==== Material for this exercise ====
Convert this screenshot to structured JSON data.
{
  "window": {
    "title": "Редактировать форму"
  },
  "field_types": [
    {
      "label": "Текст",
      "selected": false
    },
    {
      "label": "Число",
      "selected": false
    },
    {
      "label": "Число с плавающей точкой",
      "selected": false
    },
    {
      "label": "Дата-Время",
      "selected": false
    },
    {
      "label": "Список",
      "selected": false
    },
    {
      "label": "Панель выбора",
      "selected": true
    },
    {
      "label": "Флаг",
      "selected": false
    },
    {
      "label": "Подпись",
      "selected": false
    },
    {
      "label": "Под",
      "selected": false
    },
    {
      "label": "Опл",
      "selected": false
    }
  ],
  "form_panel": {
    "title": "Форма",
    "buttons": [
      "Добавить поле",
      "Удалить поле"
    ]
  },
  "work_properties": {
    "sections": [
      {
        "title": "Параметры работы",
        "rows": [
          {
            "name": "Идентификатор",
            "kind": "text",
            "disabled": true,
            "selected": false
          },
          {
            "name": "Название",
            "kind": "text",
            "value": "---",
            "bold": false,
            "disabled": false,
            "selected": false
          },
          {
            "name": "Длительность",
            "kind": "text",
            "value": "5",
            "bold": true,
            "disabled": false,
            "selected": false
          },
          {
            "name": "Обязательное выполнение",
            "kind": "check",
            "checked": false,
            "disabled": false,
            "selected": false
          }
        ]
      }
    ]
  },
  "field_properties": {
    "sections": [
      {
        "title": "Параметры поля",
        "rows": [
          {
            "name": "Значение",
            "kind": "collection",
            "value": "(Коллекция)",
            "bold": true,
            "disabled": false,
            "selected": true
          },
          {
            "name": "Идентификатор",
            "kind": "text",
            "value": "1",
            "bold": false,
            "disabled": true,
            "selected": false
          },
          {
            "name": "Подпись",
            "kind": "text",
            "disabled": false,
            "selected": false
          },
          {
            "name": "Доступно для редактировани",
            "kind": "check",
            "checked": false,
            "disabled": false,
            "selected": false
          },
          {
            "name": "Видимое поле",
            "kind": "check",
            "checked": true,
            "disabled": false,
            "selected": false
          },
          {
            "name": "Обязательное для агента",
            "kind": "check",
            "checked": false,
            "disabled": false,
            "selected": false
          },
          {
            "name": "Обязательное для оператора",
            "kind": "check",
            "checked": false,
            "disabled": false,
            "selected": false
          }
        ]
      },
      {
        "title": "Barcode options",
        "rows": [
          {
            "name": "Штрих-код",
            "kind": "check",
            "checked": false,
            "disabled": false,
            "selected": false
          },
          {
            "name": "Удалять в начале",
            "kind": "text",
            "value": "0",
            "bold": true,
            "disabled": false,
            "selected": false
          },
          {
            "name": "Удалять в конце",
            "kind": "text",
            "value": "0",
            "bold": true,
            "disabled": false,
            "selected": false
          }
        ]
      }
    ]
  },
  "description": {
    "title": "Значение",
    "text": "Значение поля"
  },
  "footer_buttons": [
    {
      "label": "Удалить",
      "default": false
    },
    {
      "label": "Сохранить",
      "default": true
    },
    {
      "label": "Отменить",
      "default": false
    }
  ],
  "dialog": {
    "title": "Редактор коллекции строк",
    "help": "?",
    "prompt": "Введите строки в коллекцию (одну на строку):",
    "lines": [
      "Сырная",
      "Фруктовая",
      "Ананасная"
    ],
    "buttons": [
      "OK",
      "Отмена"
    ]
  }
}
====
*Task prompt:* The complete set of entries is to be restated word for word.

*Your solution:*
Convert this screenshot to structured JSON data.
{
  "window": {
    "title": "Редактировать форму"
  },
  "field_types": [
    {
      "label": "Текст",
      "selected": false
    },
    {
      "label": "Число",
      "selected": false
    },
    {
      "label": "Число с плавающей точкой",
      "selected": false
    },
    {
      "label": "Дата-Время",
      "selected": false
    },
    {
      "label": "Список",
      "selected": false
    },
    {
      "label": "Панель выбора",
      "selected": true
    },
    {
      "label": "Флаг",
      "selected": false
    },
    {
      "label": "Подпись",
      "selected": false
    },
    {
      "label": "Под",
      "selected": false
    },
    {
      "label": "Опл",
      "selected": false
    }
  ],
  "form_panel": {
    "title": "Форма",
    "buttons": [
      "Добавить поле",
      "Удалить поле"
    ]
  },
  "work_properties": {
    "sections": [
      {
        "title": "Параметры работы",
        "rows": [
          {
            "name": "Идентификатор",
            "kind": "text",
            "disabled": true,
            "selected": false
          },
          {
            "name": "Название",
            "kind": "text",
            "value": "---",
            "bold": false,
            "disabled": false,
            "selected": false
          },
          {
            "name": "Длительность",
            "kind": "text",
            "value": "5",
            "bold": true,
            "disabled": false,
            "selected": false
          },
          {
            "name": "Обязательное выполнение",
            "kind": "check",
            "checked": false,
            "disabled": false,
            "selected": false
          }
        ]
      }
    ]
  },
  "field_properties": {
    "sections": [
      {
        "title": "Параметры поля",
        "rows": [
          {
            "name": "Значение",
            "kind": "collection",
            "value": "(Коллекция)",
            "bold": true,
            "disabled": false,
            "selected": true
          },
          {
            "name": "Идентификатор",
            "kind": "text",
            "value": "1",
            "bold": false,
            "disabled": true,
            "selected": false
          },
          {
            "name": "Подпись",
            "kind": "text",
            "disabled": false,
            "selected": false
          },
          {
            "name": "Доступно для редактировани",
            "kind": "check",
            "checked": false,
            "disabled": false,
            "selected": false
          },
          {
            "name": "Видимое поле",
            "kind": "check",
            "checked": true,
            "disabled": false,
            "selected": false
          },
          {
            "name": "Обязательное для агента",
            "kind": "check",
            "checked": false,
            "disabled": false,
            "selected": false
          },
          {
            "name": "Обязательное для оператора",
            "kind": "check",
            "checked": false,
            "disabled": false,
            "selected": false
          }
        ]
      },
      {
        "title": "Barcode options",
        "rows": [
          {
            "name": "Штрих-код",
            "kind": "check",
            "checked": false,
            "disabled": false,
            "selected": false
          },
          {
            "name": "Удалять в начале",
            "kind": "text",
            "value": "0",
            "bold": true,
            "disabled": false,
            "selected": false
          },
          {
            "name": "Удалять в конце",
            "kind": "text",
            "value": "0",
            "bold": true,
            "disabled": false,
            "selected": false
          }
        ]
      }
    ]
  },
  "description": {
    "title": "Значение",
    "text": "Значение поля"
  },
  "footer_buttons": [
    {
      "label": "Удалить",
      "default": false
    },
    {
      "label": "Сохранить",
      "default": true
    },
    {
      "label": "Отменить",
      "default": false
    }
  ],
  "dialog": {
    "title": "Редактор коллекции строк",
    "help": "?",
    "prompt": "Введите строки в коллекцию (одну на строку):",
    "lines": [
      "Сырная",
      "Фруктовая",
      "Ананасная"
    ],
    "buttons": [
      "OK",
      "Отмена"
    ]
  }
}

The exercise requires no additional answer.